Veterans appreciate more so than most the adage that “a problem clearly stated is already half solved.” Their combat experience, with its constantly changing conditions, has made them experts in being able to quickly understand and effectively articulate what the problem is and what its critical dimensions are. They understand the difference between pinning down a problem and going on a blind hunt for facts. And they also are acutely aware of the need to find cause before prescribing solutions. These skills are developed not in the classroom, but through real-life experiences where critical problems arise on a daily basis. Having the ability to quickly ascertain changing conditions and knowing the difference between what matters to the mission and what doesn’t are highly desirable skills in today’s business world.
The average combat solder or Marine probably makes more critical decisions in a single day than his or her peers in the civilian world do in a month. These decisions all focus on selecting the action that gets the most done at the least cost, all while minimizing risk.

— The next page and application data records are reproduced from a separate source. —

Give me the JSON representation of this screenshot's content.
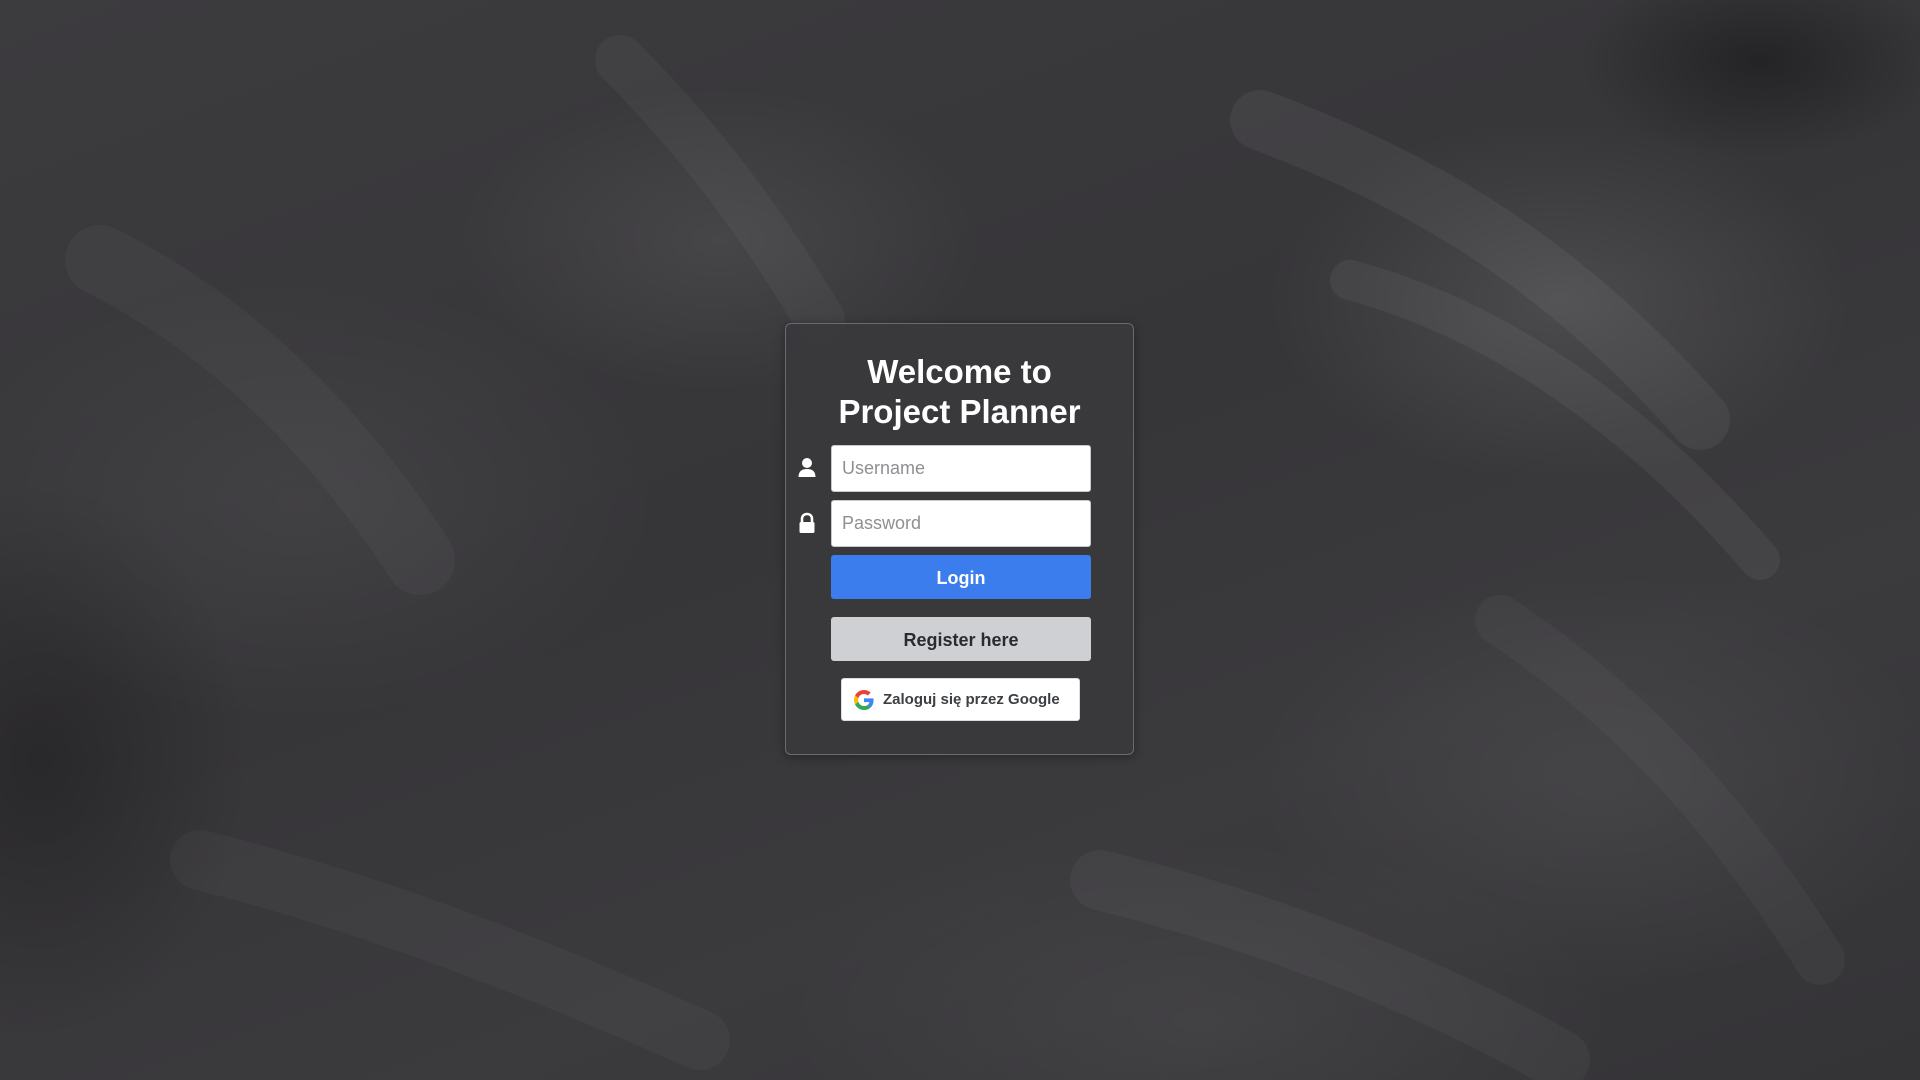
{
  "page": {
    "title_line1": "Welcome to",
    "title_line2": "Project Planner"
  },
  "form": {
    "username": {
      "placeholder": "Username",
      "value": "",
      "icon": "user-icon"
    },
    "password": {
      "placeholder": "Password",
      "value": "",
      "icon": "lock-icon"
    },
    "login_label": "Login",
    "register_label": "Register here",
    "google_label": "Zaloguj się przez Google",
    "google_icon": "google-g-icon"
  },
  "colors": {
    "background": "#3a393b",
    "card": "#3a383c",
    "login_button": "#3b7ded",
    "register_button": "#cfd0d4",
    "google_button": "#ffffff"
  }
}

Today’s veteran knows the difference between interim, adaptive, corrective, preventive and contingency actions—distinctions valued in the modern business world but not completely understood by the majority of their civilian peers. They also understand the importance of prioritizing decision-making objectives. Distinguishing between “necessary musts” and “nice-to-have wants” helps prevent poor decisions in which essential requirements are sacrificed for the sake of meeting less important criteria.
More so than perhaps any other time in recent history, latter-day veterans bring to the table a rich inventory of these critical thinking skills. The problem, again, is that sometimes neither the veteran nor the prospective employer or college admissions officer has a good grasp of what these skills really are—or, more importantly, how they will benefit the organization. This is where the veteran needs to take the offensive and always frame the conversation in a way that highlights how these critical thinking skills can benefit the organization. Having experience as a combat engineer or an explosive ordinance demolition expert has no real value to most organizations outside of the military, but bringing in new personnel with highly refined critical thinking skills is one of the top goals for those organizations that need to stay competitive in a rapidly changing business environment. When I finally landed that hard-to-get summer job at Wharton, I was hired because of my problem-solving skills, not because I had been previously trained as a pilot. A year later, when I was offered a full-time position at Goldman, Sachs & Co., it was because my employer valued my decision-making skills. It just took me a while to figure out what really mattered to them and other employers—my skill set, not experience per se.
Anytime you speak to someone about your unique military experience, direct the conversation in terms of highlighting the critical thinking skills behind it. Again, years ago, when I was going through the process, I waited far too long during the interview (or many times never even got started) before I tried to explicate, making the connection that the same skills that served me extremely well as a pilot could also be a huge benefit to the organization I was speaking to. Don’t make the same mistake I did, and don’t think that most interviewers will be able to connect the dots in terms of understanding the benefit of these skills. Every so often during the conversation, pause and then say something to the effect of, “…and this is why it matters.” You have to do this at least once or twice in the discussion to ensure that this important point is understood.
Making a good impression in what may be your only chance to speak to a particular organization is just too important to leave anything to chance. Remember, it’s the skill set behind the experience that matters most to corporate America, small businesses—or even start-ups.